ASSIGNMENT
Quote the records in full and leave their pictures out.

DATA PROVIDED

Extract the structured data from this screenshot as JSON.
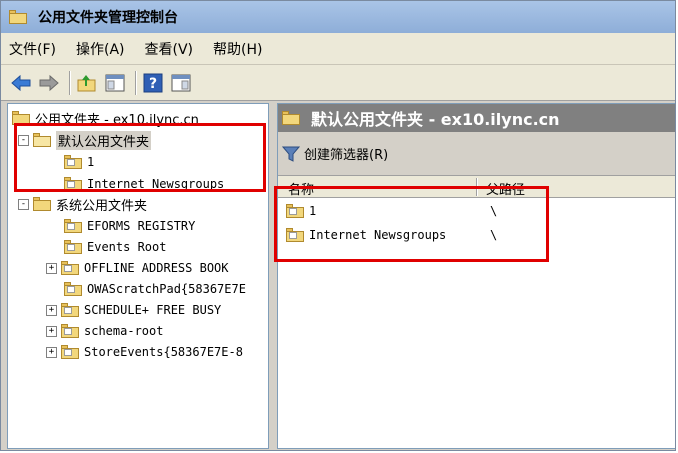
{
  "window": {
    "title": "公用文件夹管理控制台"
  },
  "menu": [
    "文件(F)",
    "操作(A)",
    "查看(V)",
    "帮助(H)"
  ],
  "toolbar": [
    "back-icon",
    "forward-icon",
    "up-folder-icon",
    "show-hide-tree-icon",
    "help-icon",
    "console-tree-icon"
  ],
  "tree": {
    "root": "公用文件夹 - ex10.ilync.cn",
    "default_folder": "默认公用文件夹",
    "default_children": [
      "1",
      "Internet Newsgroups"
    ],
    "system_folder": "系统公用文件夹",
    "system_children": [
      {
        "label": "EFORMS REGISTRY",
        "expander": ""
      },
      {
        "label": "Events Root",
        "expander": ""
      },
      {
        "label": "OFFLINE ADDRESS BOOK",
        "expander": "+"
      },
      {
        "label": "OWAScratchPad{58367E7E",
        "expander": ""
      },
      {
        "label": "SCHEDULE+ FREE BUSY",
        "expander": "+"
      },
      {
        "label": "schema-root",
        "expander": "+"
      },
      {
        "label": "StoreEvents{58367E7E-8",
        "expander": "+"
      }
    ],
    "default_expander": "-",
    "system_expander": "-"
  },
  "right": {
    "header": "默认公用文件夹 - ex10.ilync.cn",
    "create_filter": "创建筛选器(R)",
    "columns": [
      "名称",
      "父路径"
    ],
    "rows": [
      {
        "name": "1",
        "parent": "\\"
      },
      {
        "name": "Internet Newsgroups",
        "parent": "\\"
      }
    ]
  }
}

WRITTEN ANSWER
Extract the structured data from this screenshot as JSON.
{
  "window": {
    "title": "公用文件夹管理控制台"
  },
  "menu": [
    "文件(F)",
    "操作(A)",
    "查看(V)",
    "帮助(H)"
  ],
  "toolbar": [
    "back-icon",
    "forward-icon",
    "up-folder-icon",
    "show-hide-tree-icon",
    "help-icon",
    "console-tree-icon"
  ],
  "tree": {
    "root": "公用文件夹 - ex10.ilync.cn",
    "default_folder": "默认公用文件夹",
    "default_children": [
      "1",
      "Internet Newsgroups"
    ],
    "system_folder": "系统公用文件夹",
    "system_children": [
      {
        "label": "EFORMS REGISTRY",
        "expander": ""
      },
      {
        "label": "Events Root",
        "expander": ""
      },
      {
        "label": "OFFLINE ADDRESS BOOK",
        "expander": "+"
      },
      {
        "label": "OWAScratchPad{58367E7E",
        "expander": ""
      },
      {
        "label": "SCHEDULE+ FREE BUSY",
        "expander": "+"
      },
      {
        "label": "schema-root",
        "expander": "+"
      },
      {
        "label": "StoreEvents{58367E7E-8",
        "expander": "+"
      }
    ],
    "default_expander": "-",
    "system_expander": "-"
  },
  "right": {
    "header": "默认公用文件夹 - ex10.ilync.cn",
    "create_filter": "创建筛选器(R)",
    "columns": [
      "名称",
      "父路径"
    ],
    "rows": [
      {
        "name": "1",
        "parent": "\\"
      },
      {
        "name": "Internet Newsgroups",
        "parent": "\\"
      }
    ]
  }
}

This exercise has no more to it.